bread temp omfgwtfbbq

Judy once shared a chart with us:


80°–170°F (27°–77°C) Gasses are formed and trapped More CO2 from yeast is produced, as are gasses from any chemical leaveners and alcohol vapor from the fermentation
140°–212°F (60°–100°C) Starches gelatinize Starch granules swell and burst, creating a thick web of starch molecules
160°–185°F (71°–85°C) Proteins coagulate The gluten strands curl up, tightening their links with each other, and solidifying the bread’s structure
Across the temperature range Fats melt In rich doughs, the fats that were emulsified in the dough melt, moistening the dough
212°F (100°C) (adjusted for elevation) Water boils Steam is one of the most important leaveners in bread
320°F (160°C) and up Sugars caramelize, Maillard reaction Sugars on the exterior will brown at this temperature and others will combine with proteins to produce nutty, toasty flavors and beautiful color
Carryover baking After the bread is removed from the oven, the temperatures will equalize, with the interior continuing to warm as the exterior begins to cool
Staling ( starch retrogradation ) Once the bread reaches room temperature, the starch molecules start to shed water and to try to reassemble themselves in to starch granules, a process that makes soft bread feel hard and, well, stale

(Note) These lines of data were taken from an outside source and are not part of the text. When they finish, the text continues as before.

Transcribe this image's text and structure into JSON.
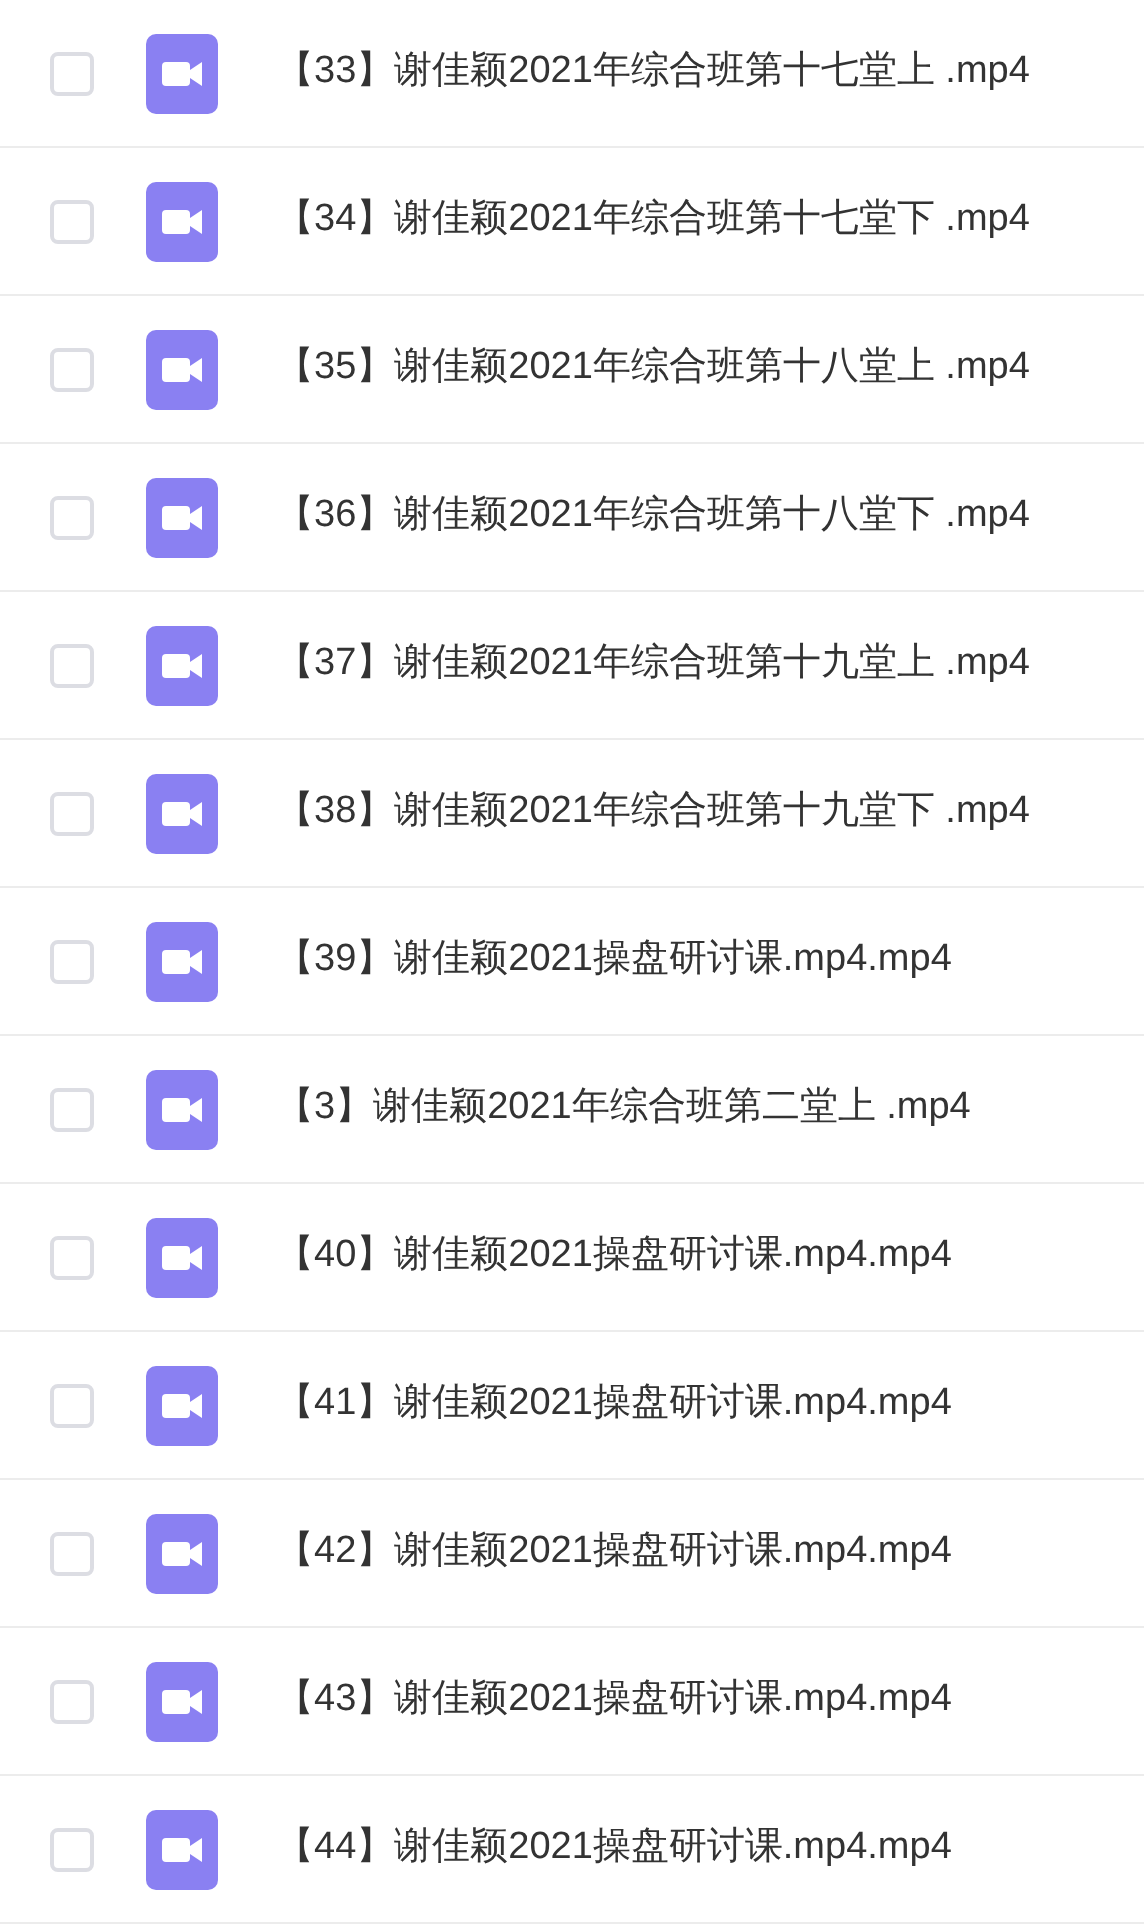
{
  "files": [
    {
      "name": "【33】谢佳颖2021年综合班第十七堂上 .mp4",
      "checked": false
    },
    {
      "name": "【34】谢佳颖2021年综合班第十七堂下 .mp4",
      "checked": false
    },
    {
      "name": "【35】谢佳颖2021年综合班第十八堂上 .mp4",
      "checked": false
    },
    {
      "name": "【36】谢佳颖2021年综合班第十八堂下 .mp4",
      "checked": false
    },
    {
      "name": "【37】谢佳颖2021年综合班第十九堂上 .mp4",
      "checked": false
    },
    {
      "name": "【38】谢佳颖2021年综合班第十九堂下 .mp4",
      "checked": false
    },
    {
      "name": "【39】谢佳颖2021操盘研讨课.mp4.mp4",
      "checked": false
    },
    {
      "name": "【3】谢佳颖2021年综合班第二堂上 .mp4",
      "checked": false
    },
    {
      "name": "【40】谢佳颖2021操盘研讨课.mp4.mp4",
      "checked": false
    },
    {
      "name": "【41】谢佳颖2021操盘研讨课.mp4.mp4",
      "checked": false
    },
    {
      "name": "【42】谢佳颖2021操盘研讨课.mp4.mp4",
      "checked": false
    },
    {
      "name": "【43】谢佳颖2021操盘研讨课.mp4.mp4",
      "checked": false
    },
    {
      "name": "【44】谢佳颖2021操盘研讨课.mp4.mp4",
      "checked": false
    }
  ]
}
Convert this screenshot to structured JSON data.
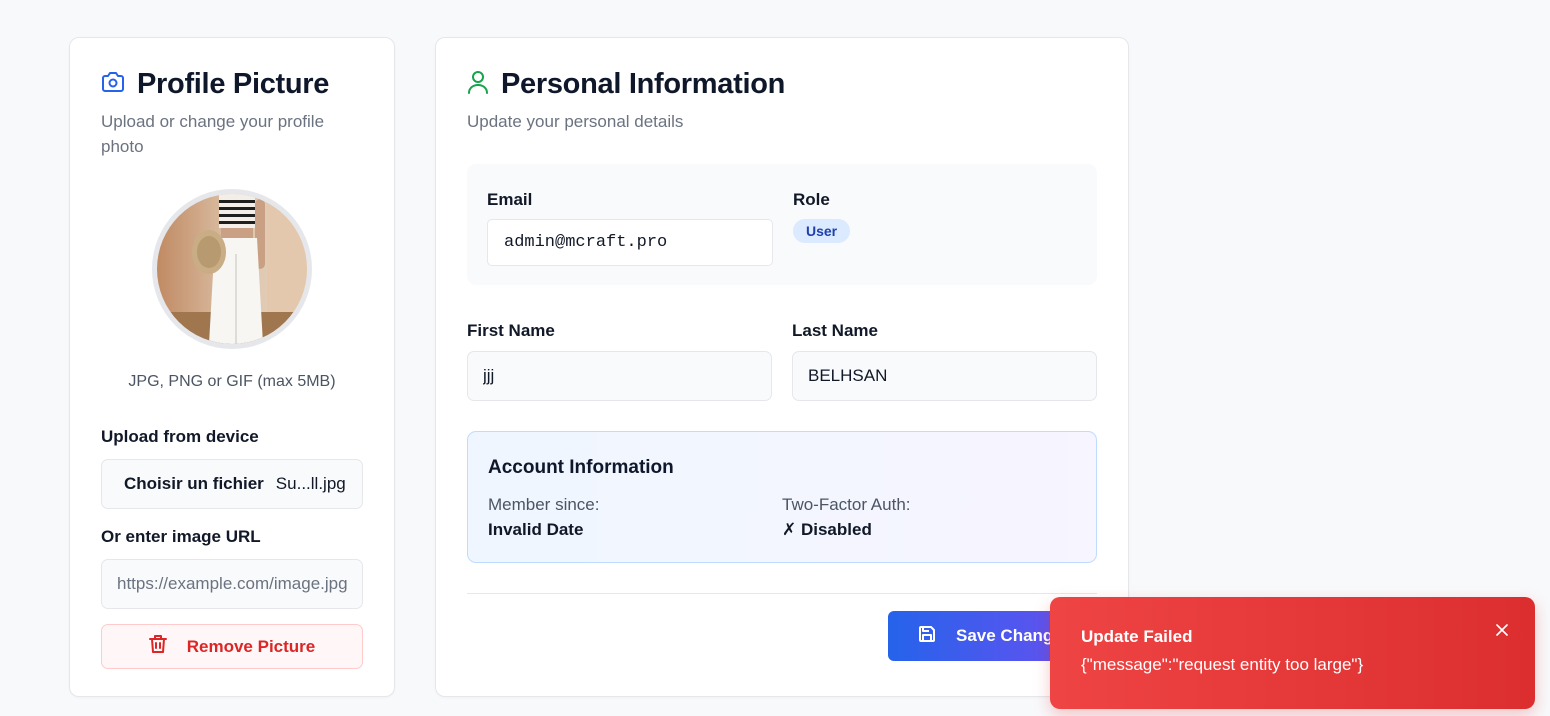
{
  "profile_card": {
    "title": "Profile Picture",
    "subtitle": "Upload or change your profile photo",
    "formats_hint": "JPG, PNG or GIF (max 5MB)",
    "upload_label": "Upload from device",
    "file_button": "Choisir un fichier",
    "file_name": "Su...ll.jpg",
    "url_label": "Or enter image URL",
    "url_placeholder": "https://example.com/image.jpg",
    "remove_button": "Remove Picture",
    "icon": "camera-icon"
  },
  "personal_card": {
    "title": "Personal Information",
    "subtitle": "Update your personal details",
    "icon": "user-icon",
    "email_label": "Email",
    "email_value": "admin@mcraft.pro",
    "role_label": "Role",
    "role_value": "User",
    "first_name_label": "First Name",
    "first_name_value": "jjj",
    "last_name_label": "Last Name",
    "last_name_value": "BELHSAN",
    "account": {
      "title": "Account Information",
      "member_since_label": "Member since:",
      "member_since_value": "Invalid Date",
      "two_factor_label": "Two-Factor Auth:",
      "two_factor_value": "✗ Disabled"
    },
    "save_button": "Save Changes"
  },
  "toast": {
    "title": "Update Failed",
    "message": "{\"message\":\"request entity too large\"}"
  },
  "colors": {
    "accent_blue": "#2563eb",
    "accent_green": "#16a34a",
    "danger": "#dc2626",
    "toast_bg": "#ef4444"
  }
}
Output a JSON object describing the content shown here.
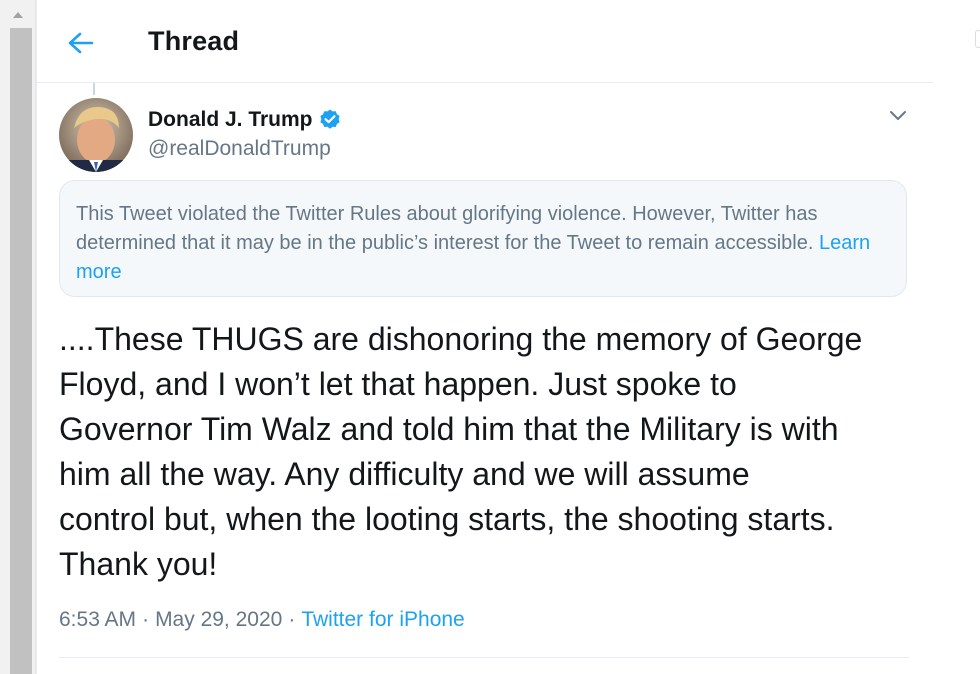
{
  "header": {
    "title": "Thread",
    "back_icon": "arrow-left-icon"
  },
  "tweet": {
    "author_name": "Donald J. Trump",
    "author_handle": "@realDonaldTrump",
    "verified_icon": "verified-badge-icon",
    "menu_icon": "chevron-down-icon",
    "notice_text": "This Tweet violated the Twitter Rules about glorifying violence. However, Twitter has determined that it may be in the public’s interest for the Tweet to remain accessible. ",
    "notice_link": "Learn more",
    "text": "....These THUGS are dishonoring the memory of George\nFloyd, and I won’t let that happen. Just spoke to\nGovernor Tim Walz and told him that the Military is with\nhim all the way. Any difficulty and we will assume\ncontrol but, when the looting starts, the shooting starts.\nThank you!",
    "time": "6:53 AM",
    "date": "May 29, 2020",
    "separator": "·",
    "source": "Twitter for iPhone"
  },
  "colors": {
    "accent": "#1da1f2",
    "secondary_text": "#657786",
    "primary_text": "#14171a",
    "notice_bg": "#f5f8fa"
  }
}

( On Baking , Pearson, pg . 57)

@judytuna did you type that up? Is it in a textbook?

I still find this chart fascinating, due to the implied research done. Humans have been making bread for thousands of years, and we slowly understood all this as a body of knowledge, and then relatively recently a bunch of folks were like, “we should really science this” and now we have that chart.